Exercise data:

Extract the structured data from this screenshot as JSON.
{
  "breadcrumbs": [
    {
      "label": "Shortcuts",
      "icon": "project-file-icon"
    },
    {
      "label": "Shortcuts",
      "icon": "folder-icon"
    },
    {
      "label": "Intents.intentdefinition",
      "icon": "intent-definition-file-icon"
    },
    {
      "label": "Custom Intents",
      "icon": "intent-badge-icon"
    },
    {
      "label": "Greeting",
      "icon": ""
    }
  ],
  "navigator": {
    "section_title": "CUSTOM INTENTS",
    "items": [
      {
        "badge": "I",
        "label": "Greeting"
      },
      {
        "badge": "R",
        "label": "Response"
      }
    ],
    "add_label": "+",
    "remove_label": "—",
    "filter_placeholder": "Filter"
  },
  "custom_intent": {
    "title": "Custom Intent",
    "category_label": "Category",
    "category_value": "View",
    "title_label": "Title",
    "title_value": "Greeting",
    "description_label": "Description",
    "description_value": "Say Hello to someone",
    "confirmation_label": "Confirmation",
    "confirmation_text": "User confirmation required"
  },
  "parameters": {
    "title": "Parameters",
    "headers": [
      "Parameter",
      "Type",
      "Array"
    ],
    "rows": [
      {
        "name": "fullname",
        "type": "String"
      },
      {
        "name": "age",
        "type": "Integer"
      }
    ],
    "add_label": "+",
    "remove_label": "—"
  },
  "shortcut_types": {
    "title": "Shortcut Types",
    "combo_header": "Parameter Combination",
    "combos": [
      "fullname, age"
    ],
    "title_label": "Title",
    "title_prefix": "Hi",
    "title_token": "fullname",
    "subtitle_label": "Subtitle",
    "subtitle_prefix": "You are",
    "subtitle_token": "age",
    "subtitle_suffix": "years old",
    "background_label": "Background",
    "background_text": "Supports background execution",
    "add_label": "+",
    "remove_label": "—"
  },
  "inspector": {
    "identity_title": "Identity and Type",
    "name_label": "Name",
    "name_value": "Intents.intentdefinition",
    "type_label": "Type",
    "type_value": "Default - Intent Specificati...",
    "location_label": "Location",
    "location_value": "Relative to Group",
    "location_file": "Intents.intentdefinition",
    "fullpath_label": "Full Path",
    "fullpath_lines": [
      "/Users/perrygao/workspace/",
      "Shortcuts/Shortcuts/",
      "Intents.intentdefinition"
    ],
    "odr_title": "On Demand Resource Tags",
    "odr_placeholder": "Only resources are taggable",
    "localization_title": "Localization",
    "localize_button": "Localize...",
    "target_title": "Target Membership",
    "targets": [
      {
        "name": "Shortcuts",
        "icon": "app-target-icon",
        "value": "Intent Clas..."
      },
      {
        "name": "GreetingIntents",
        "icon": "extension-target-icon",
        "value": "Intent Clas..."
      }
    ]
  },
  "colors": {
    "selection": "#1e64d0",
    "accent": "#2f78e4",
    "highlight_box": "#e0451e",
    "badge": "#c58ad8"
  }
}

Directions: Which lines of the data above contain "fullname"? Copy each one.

Solution below:
        "name": "fullname",
      "fullname, age"
    "title_token": "fullname",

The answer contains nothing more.